• **BRIEF**
Nothing in the records below should be altered in the copy, although the pictures must be left out.
:: DATA EXCERPTS ::
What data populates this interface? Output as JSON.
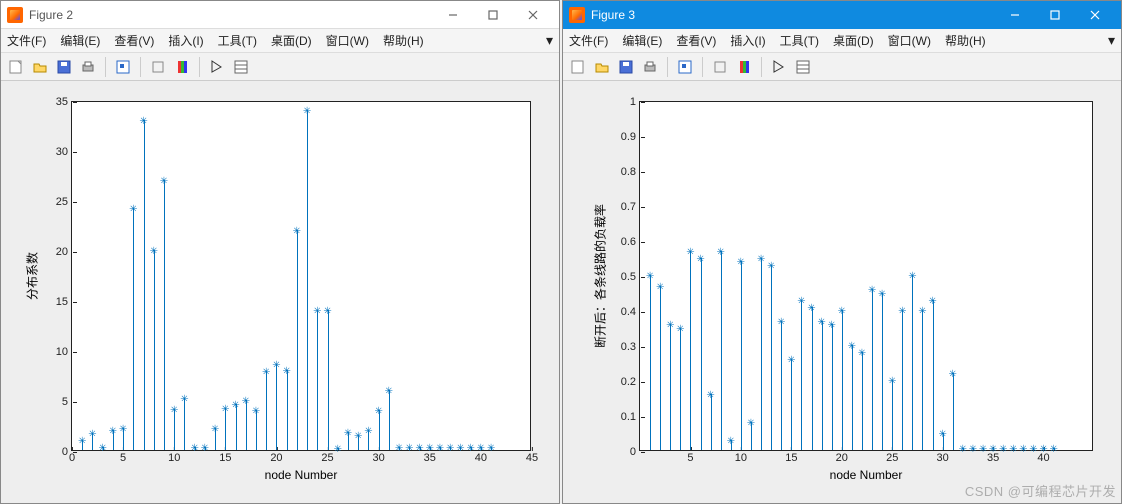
{
  "windows": [
    {
      "id": "fig2",
      "title": "Figure 2",
      "active": false
    },
    {
      "id": "fig3",
      "title": "Figure 3",
      "active": true
    }
  ],
  "menu": {
    "file": "文件(F)",
    "edit": "编辑(E)",
    "view": "查看(V)",
    "insert": "插入(I)",
    "tools": "工具(T)",
    "desktop": "桌面(D)",
    "window": "窗口(W)",
    "help": "帮助(H)"
  },
  "toolbar": {
    "new": "new-figure",
    "open": "open",
    "save": "save",
    "print": "print",
    "datacursor": "data-cursor",
    "link": "link-plot",
    "colorbar": "colorbar",
    "legend": "legend",
    "arrow": "edit-plot",
    "prop": "property-inspector"
  },
  "watermark": "CSDN @可编程芯片开发",
  "chart_data": [
    {
      "type": "stem",
      "xlabel": "node Number",
      "ylabel": "分布系数",
      "xlim": [
        0,
        45
      ],
      "ylim": [
        0,
        35
      ],
      "xticks": [
        0,
        5,
        10,
        15,
        20,
        25,
        30,
        35,
        40,
        45
      ],
      "yticks": [
        0,
        5,
        10,
        15,
        20,
        25,
        30,
        35
      ],
      "x": [
        1,
        2,
        3,
        4,
        5,
        6,
        7,
        8,
        9,
        10,
        11,
        12,
        13,
        14,
        15,
        16,
        17,
        18,
        19,
        20,
        21,
        22,
        23,
        24,
        25,
        26,
        27,
        28,
        29,
        30,
        31,
        32,
        33,
        34,
        35,
        36,
        37,
        38,
        39,
        40,
        41
      ],
      "values": [
        1.0,
        1.7,
        0.3,
        2.0,
        2.2,
        24.2,
        33.0,
        20.0,
        27.0,
        4.1,
        5.2,
        0.3,
        0.3,
        2.2,
        4.2,
        4.6,
        5.0,
        4.0,
        7.9,
        8.6,
        8.0,
        22.0,
        34.0,
        14.0,
        14.0,
        0.2,
        1.8,
        1.5,
        2.0,
        4.0,
        6.0,
        0.3,
        0.3,
        0.3,
        0.3,
        0.3,
        0.3,
        0.3,
        0.3,
        0.3,
        0.3
      ]
    },
    {
      "type": "stem",
      "xlabel": "node Number",
      "ylabel": "断开后：各条线路的负载率",
      "xlim": [
        0,
        45
      ],
      "ylim": [
        0,
        1
      ],
      "xticks": [
        5,
        10,
        15,
        20,
        25,
        30,
        35,
        40
      ],
      "yticks": [
        0,
        0.1,
        0.2,
        0.3,
        0.4,
        0.5,
        0.6,
        0.7,
        0.8,
        0.9,
        1
      ],
      "x": [
        1,
        2,
        3,
        4,
        5,
        6,
        7,
        8,
        9,
        10,
        11,
        12,
        13,
        14,
        15,
        16,
        17,
        18,
        19,
        20,
        21,
        22,
        23,
        24,
        25,
        26,
        27,
        28,
        29,
        30,
        31,
        32,
        33,
        34,
        35,
        36,
        37,
        38,
        39,
        40,
        41
      ],
      "values": [
        0.5,
        0.47,
        0.36,
        0.35,
        0.57,
        0.55,
        0.16,
        0.57,
        0.03,
        0.54,
        0.08,
        0.55,
        0.53,
        0.37,
        0.26,
        0.43,
        0.41,
        0.37,
        0.36,
        0.4,
        0.3,
        0.28,
        0.46,
        0.45,
        0.2,
        0.4,
        0.5,
        0.4,
        0.43,
        0.05,
        0.22,
        0.005,
        0.005,
        0.005,
        0.005,
        0.005,
        0.005,
        0.005,
        0.005,
        0.005,
        0.005
      ]
    }
  ]
}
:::
• **SOLUTION TO THIS PROBLEM**
What data populates this interface? Output as JSON.
{
  "windows": [
    {
      "id": "fig2",
      "title": "Figure 2",
      "active": false
    },
    {
      "id": "fig3",
      "title": "Figure 3",
      "active": true
    }
  ],
  "menu": {
    "file": "文件(F)",
    "edit": "编辑(E)",
    "view": "查看(V)",
    "insert": "插入(I)",
    "tools": "工具(T)",
    "desktop": "桌面(D)",
    "window": "窗口(W)",
    "help": "帮助(H)"
  },
  "toolbar": {
    "new": "new-figure",
    "open": "open",
    "save": "save",
    "print": "print",
    "datacursor": "data-cursor",
    "link": "link-plot",
    "colorbar": "colorbar",
    "legend": "legend",
    "arrow": "edit-plot",
    "prop": "property-inspector"
  },
  "watermark": "CSDN @可编程芯片开发",
  "chart_data": [
    {
      "type": "stem",
      "xlabel": "node Number",
      "ylabel": "分布系数",
      "xlim": [
        0,
        45
      ],
      "ylim": [
        0,
        35
      ],
      "xticks": [
        0,
        5,
        10,
        15,
        20,
        25,
        30,
        35,
        40,
        45
      ],
      "yticks": [
        0,
        5,
        10,
        15,
        20,
        25,
        30,
        35
      ],
      "x": [
        1,
        2,
        3,
        4,
        5,
        6,
        7,
        8,
        9,
        10,
        11,
        12,
        13,
        14,
        15,
        16,
        17,
        18,
        19,
        20,
        21,
        22,
        23,
        24,
        25,
        26,
        27,
        28,
        29,
        30,
        31,
        32,
        33,
        34,
        35,
        36,
        37,
        38,
        39,
        40,
        41
      ],
      "values": [
        1.0,
        1.7,
        0.3,
        2.0,
        2.2,
        24.2,
        33.0,
        20.0,
        27.0,
        4.1,
        5.2,
        0.3,
        0.3,
        2.2,
        4.2,
        4.6,
        5.0,
        4.0,
        7.9,
        8.6,
        8.0,
        22.0,
        34.0,
        14.0,
        14.0,
        0.2,
        1.8,
        1.5,
        2.0,
        4.0,
        6.0,
        0.3,
        0.3,
        0.3,
        0.3,
        0.3,
        0.3,
        0.3,
        0.3,
        0.3,
        0.3
      ]
    },
    {
      "type": "stem",
      "xlabel": "node Number",
      "ylabel": "断开后：各条线路的负载率",
      "xlim": [
        0,
        45
      ],
      "ylim": [
        0,
        1
      ],
      "xticks": [
        5,
        10,
        15,
        20,
        25,
        30,
        35,
        40
      ],
      "yticks": [
        0,
        0.1,
        0.2,
        0.3,
        0.4,
        0.5,
        0.6,
        0.7,
        0.8,
        0.9,
        1
      ],
      "x": [
        1,
        2,
        3,
        4,
        5,
        6,
        7,
        8,
        9,
        10,
        11,
        12,
        13,
        14,
        15,
        16,
        17,
        18,
        19,
        20,
        21,
        22,
        23,
        24,
        25,
        26,
        27,
        28,
        29,
        30,
        31,
        32,
        33,
        34,
        35,
        36,
        37,
        38,
        39,
        40,
        41
      ],
      "values": [
        0.5,
        0.47,
        0.36,
        0.35,
        0.57,
        0.55,
        0.16,
        0.57,
        0.03,
        0.54,
        0.08,
        0.55,
        0.53,
        0.37,
        0.26,
        0.43,
        0.41,
        0.37,
        0.36,
        0.4,
        0.3,
        0.28,
        0.46,
        0.45,
        0.2,
        0.4,
        0.5,
        0.4,
        0.43,
        0.05,
        0.22,
        0.005,
        0.005,
        0.005,
        0.005,
        0.005,
        0.005,
        0.005,
        0.005,
        0.005,
        0.005
      ]
    }
  ]
}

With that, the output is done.